When a boy is faced with a choice between two tracks for his future, an unlikely source sends him on an expedition across a meadow...as a bug. Forced to trust his instincts and follow his heart, he must complete his quest before it is too late to return to the land of humans.
Marcel is at a crossroads. He has been offered an apprenticeship at Villeneuve, the neighboring country manor, which would allow him to follow in his late father's footsteps. At the same time, he has won a scholarship at a renowned technical college in Paris, a move that would require him to face the unknown with no guarantee of success. His friend Julia, a city girl through and through, is encouraging him to take a chance and go to Paris. Unknown to Marcel, she has her own reasons to recommend this as well.
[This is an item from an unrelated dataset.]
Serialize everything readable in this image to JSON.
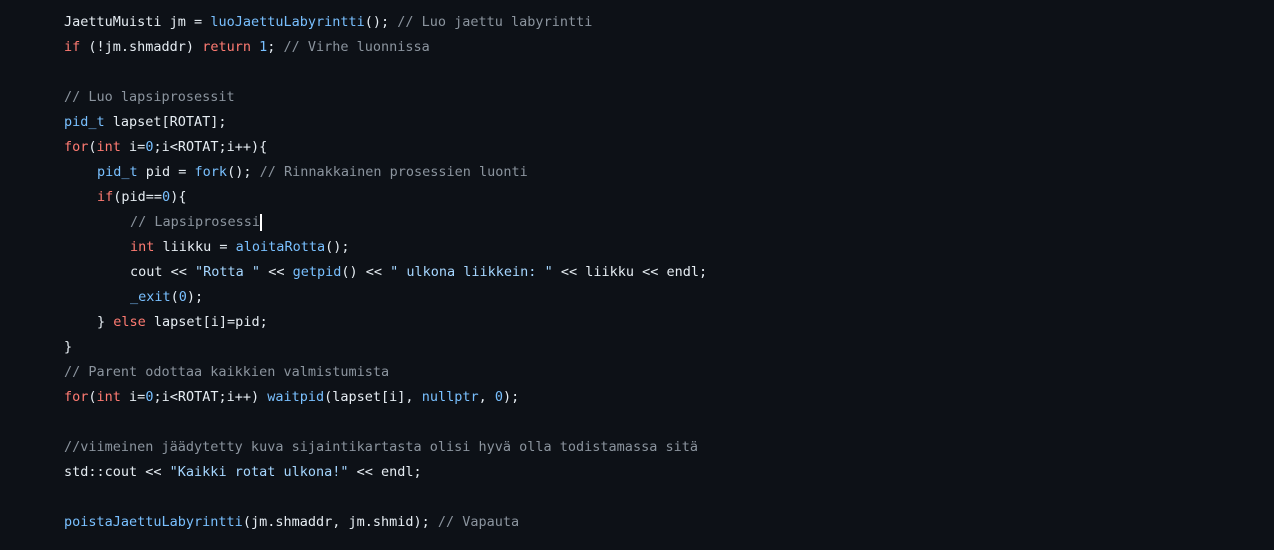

As the machinations of Marcel's world and that of Villeneuve unfold, Marcel finds help in the most unlikely source imaginable: an ancient oak tree.
Progressively turned into a bug, Marcel must go on a quest across the meadow to feast on the royal jelly in order to return to his human form. Forced to carve his own path and follow his heart, he sets off and quickly finds himself teaming up with a wonderful group of insects, each of which has their own agenda. And with time running out and his existence in peril, Marcel must fight to the finish, or die a bug.
The book follows Marcel, a young boy of 15, as he slowly transforms into a bug. It follows his adventure as he tries to get back to being human.
I’d like to describe this book as a coming-of-age type novel where the main character initially starts off as being indecisive and lost and through various hardships/adventures the character grows and develops as a person.
Coming back to the title - Strange Metamorphosis - seems apt as Marcel does undergo a transformation but not just physically but emotionally/mentally as well.
The story starts of a bit slow and only really kicks off when Marcel transforms into a tiny person. He is then told by a oak tree that he must eat some royal jelly honey in order to get back to normal size. Along the way, Marcel picks up insect friends who help him on his mission. What I really enjoyed whilst reading the book was the different bugs that appear and their unique character. Monk has done well in creating individual personalities to each bug and my favourite has to be Miss Bea, the honeybee. The author has a clear affinity towards insects and that’s shown throughout the book.
This book is definitely one to read whilst sitting in your garden on a warm, sunny day, sipping a cool drink.
'A summer book' - That is what I would label it as.
As for editing goes, I didn’t find any typos or grammatical errors. It's really well written.
At 200 odd pages I would say that the author had definitely got his story length right. Any longer and it would have ran the risk of dragging but by keeping it relatively short the story flowed at the right pace.
I would wholeheartedly recommend Strange Metamorphosis to those who enjoyed ‘James And The Giant Peach’ and the film, ‘A Bug's Life’.